The first two big questions to resolve about the News Corp. split:
Is this for real? I’ve talked to people in and out of the company (which also owns this Web site) who believe this is a News Corp. trial balloon, and that Rupert Murdoch hasn’t settled on a plan to split his low-margin publishing business from his high-margin video business.*
But I’ve also talked to a lot of people inside News Corp. who believe Murdoch is charging full steam ahead here. “He’s excited about this,” one of them told me today. So are investors, who have pushed Murdoch’s stock up eight percent today. (Worth noting: News Corp. stock is now above where it was a year ago, when the Millie Dowler/voicemail story kicked off the hacking scandal that continues to dog the company).
Also excited: Goldman Sachs and Centerview Partners, the two banks News Corp. has put on the job.
Next question: Who runs the publishing business? A split would leave News Corp. COO Chase Carey running the unit that houses the film and TV business, just as he’s doing today (though it’s possible Murdoch would retain his CEO title at one or both companies). The intrigue is about the other half. The logical choice would be Robert Thomson, a longtime Murdoch lieutenant who runs The Wall Street Journal and is editor-in-chief at Dow Jones. Today’s persistent chatter, though, is that Murdoch’s son Lachlan, who left the family business back in 2005, wants back in.

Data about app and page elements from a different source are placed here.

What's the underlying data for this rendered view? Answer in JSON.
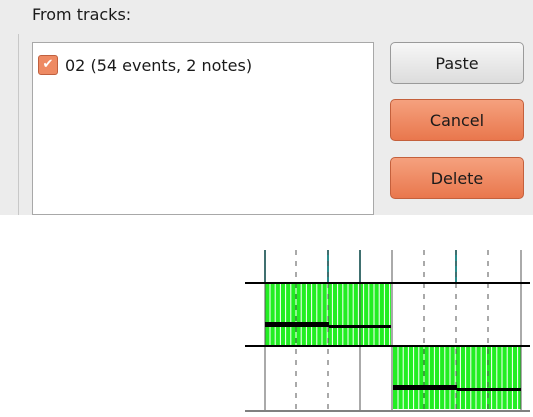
{
  "dialog": {
    "group_label": "From tracks:",
    "tracks": [
      {
        "label": "02 (54 events, 2 notes)",
        "checked": true
      }
    ],
    "checkbox_glyph": "✔",
    "buttons": {
      "paste": "Paste",
      "cancel": "Cancel",
      "delete": "Delete"
    },
    "colors": {
      "accent_button": "#ec845a",
      "checkbox": "#ee8a63",
      "panel": "#ececec"
    }
  },
  "preview": {
    "kind": "piano-roll",
    "lanes": 2,
    "notes": [
      {
        "lane": 1,
        "segment": 1,
        "velocity_level": "lower-mid"
      },
      {
        "lane": 2,
        "segment": 2,
        "velocity_level": "low"
      }
    ],
    "colors": {
      "event_fill": "#22ee22",
      "event_tick": "#ffffff",
      "note_bar": "#000000",
      "lane_rule": "#000000",
      "marker": "#2a8c8c",
      "grid": "#555555"
    }
  }
}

The buzz from News Corp. is that at least one of these queries should be answered soon, perhaps this week. Grab your popcorn.
*For a smart quick take on what this means — and how it’s not at all like Sumner Redstone’s Viacom/CBS split from the last decade — see PaidContent’s Staci Kramer.